Making your package from a single polymer is an important step toward Europe’s circular economy.
Demand for flexible packaging shows little sign of slowing. Companies and consumers are voting with their purchasing power, and flexible packaging continues to win.
And why not? Flexible packages are convenient, more efficient and affordable to ship, and excellent at preserving and protecting the goods they contain. According to our research based on Euromonitor, flexible packaging now accounts for just over 37 percent of the volume of total packaging formats in Europe. More than 88 percent of flexible packaging is used in the food sector, but it’s easy to find flexible packs in many other segments, including personal care, pharmaceuticals, beauty, and more. Chances are good that you’ll use a flexible package before the end of your day today.
But as with other kinds of packaging, brands and designers are faced with squaring flexible packaging’s practical benefits with environmental concerns.
In many ways, flexible packaging has a positive sustainability profile. It’s generally less resource-intensive than hard-plastic packages, and it helps to reduce food waste, among other benefits.

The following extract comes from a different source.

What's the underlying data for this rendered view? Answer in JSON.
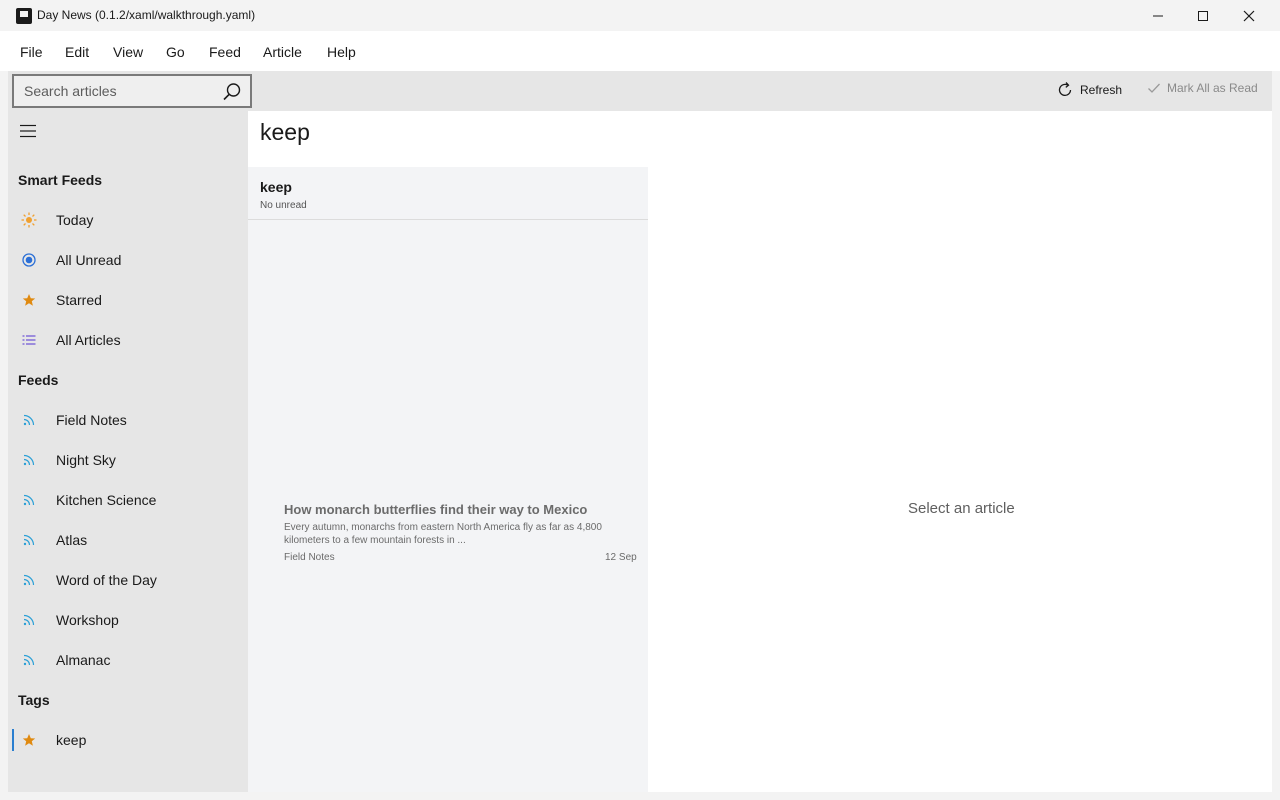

The problem comes with the end of the package’s useful life. Communities do not widely collect or sort flexible packaging. In Europe, regulations governing recycling favor heavier containers like those made from hard plastics. Also, flexible packaging often comes into close contact with its contents, making it a possible complicating contaminant for the recycling stream. And some flexible packaging is made from multiple kinds of materials that most recyclers are ill-equipped to separate and channel into different recovery streams.
The result? Most flexible packaging ends up being landfilled or used for energy recovery—neither of which is good for the earth or supports the circular economy EU leaders envision.
But like an aluminum-lined bag of crisps, this quandary has a silver lining: Although multimaterial packaging consisting of various combinations of plastics and other materials are hard to recycle, monomaterial flexible packaging is made of just one material—usually polyethylene or polypropylene—that can be recycled using existing infrastructure. One researcher estimates that as much as 80 percent of flexible packaging is made of monomaterial and therefore has a good chance of entering the recycling stream, provided the packages are collected and sorted.
Labels and the rise of the “mono” culture
To help solve the recycling challenge without compromising on the functionality of packaging, brands and packaging designers are moving towards making their multimaterial packages from monomaterials instead. As they do, label materials should be part of their analysis. Nataliya Malhanova, marketing manager for Avery Dennison’s peel-and-reseal solutions, explains: “The good news is that, in terms of materials, we don’t have to invent something new to make recycling possible, once the collection and recycling systems are in place. Standard polypropylene and polyethylene labels enable packages of like polymers to maintain monomateriality for recycling, so it’s a relatively easy solution for brands.”
Some brands are also moving away from hard plastic lids on flexible packaging and are instead employing rigid labels or resealable enclosures. Some makers of wet wipes, for example, have recently committed to this change. These enclosures, too, can be made of the same polymer as the package itself, enabling recycling. (At Avery Dennison, we’ve worked with wet wipes manufacturers to develop thicker polypropylene and polyethylene labels that are up to the job of repeated reclosure.) Pairing the labels with the right adhesive ensures dependable functionality of the enclosure time after time.
Of course, choosing label material demands more than simply picking a facestock of like material and a suitable removable adhesive. All materials should be thoroughly tested against criteria such as barrier properties, repeated open-and-close functionality, chemical and moisture resistance, visual appearance, conversion characteristics, and more.
An important first step
Moving to monomaterials alone won’t be enough to improve the recycling rates for flexible packages. Collection, sorting, and a varying patchwork of recycling systems across Europe are all challenges yet to be worked out. It’s encouraging that organizations associated with flexible packaging in Europe, including we at Avery Dennison, have launched CEFLEX, an initiative to create a circular economy for flexible packaging. CEFLEX aims to lead in redesigning flexible packaging to make it more recyclable, and to establish a collection and recycling infrastructure across Europe by 2025. The organization’s goal is to collect 100 percent of flexible packaging and recycle at least 80 percent of it. These are ambitious, admirable, and necessary goals. In the meantime, brands and packaging designers can move the circular economy forward by creating their flexible packaging from monomaterials, including the labels. It’s one strong step they can take until we get the rest of flexible packaging’s recycling challenges, well, all sorted out.